Man becomes genius after head injury

Bar Fight Turns College Dropout Into Math Genius

This sounds like the premise of a superhero movie: A college dropout suffered a serious head injury after being mugged -- and came out a genius.

43-year-old JasonPadgett was knocked unconscious by two men in 2002 after leaving a karaoke bar near his home.

At the time, he was a 31-year-oldcommunity college dropout and raising a daughter.

He had absolutely NO interest in academics, let alone numbers -- unless it had something to do with his bar tab.

Today, he's much different. Scientists say the damage he suffered after his attack forced his brain to overcompensate in areas most people aren't able to access -- something called 'acquired ­savant syndrome.'

Now, he's able to see complex geometric shapes in everyday life.

According to the New York Post, Padgett 'is one of a few people in the world who can draw approximations of fractals, the repeating geometric patterns that are building blocks of everything in the known universe, by hand.'

The Post also notes that, in Padgett's eyes, 'tree leaves outside his window are evidence of Pythagoras' Theorem. The arc that light makes when it bounces off his car proves the power of Pi.'

He also told the Post that when he pours cream into his coffee, he 'watches the cream stirred into the brew. The perfect spiral is an important shape to me. It's a fractal. Suddenly, it's not just my morning cup of joe, it's geometry speaking to me.'

He eventually came to the conclusion that circles don't exist: '... the circle I saw was subdivided by light rays, and I realized each ray was really a representation of Pi. ... It was like a bomb went off in my mind. In a matter of minutes, I was no longer just a receiver of geometric imagery or a researcher; I was a theorist.'

There are only 40 people in the world with Padgett's condition.

Read Full Story

Sign up for Breaking News by AOL to get the latest breaking news alerts and updates delivered straight to your inbox.

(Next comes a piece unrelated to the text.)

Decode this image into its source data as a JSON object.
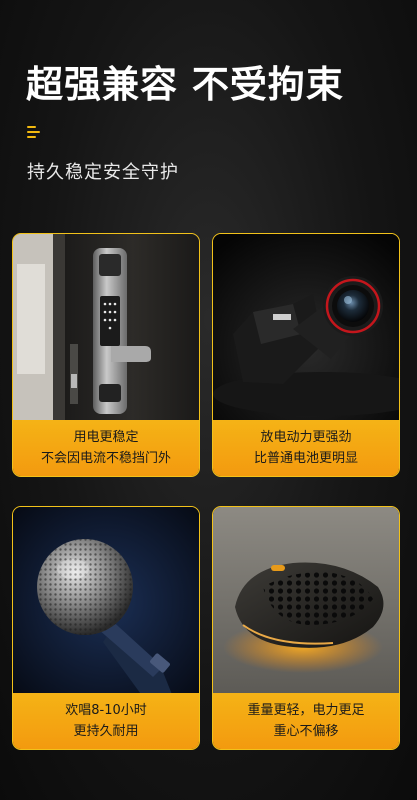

Subscribe to our other newsletters

Emails may offer personalized content or ads. Learn more. You may unsubscribe any time.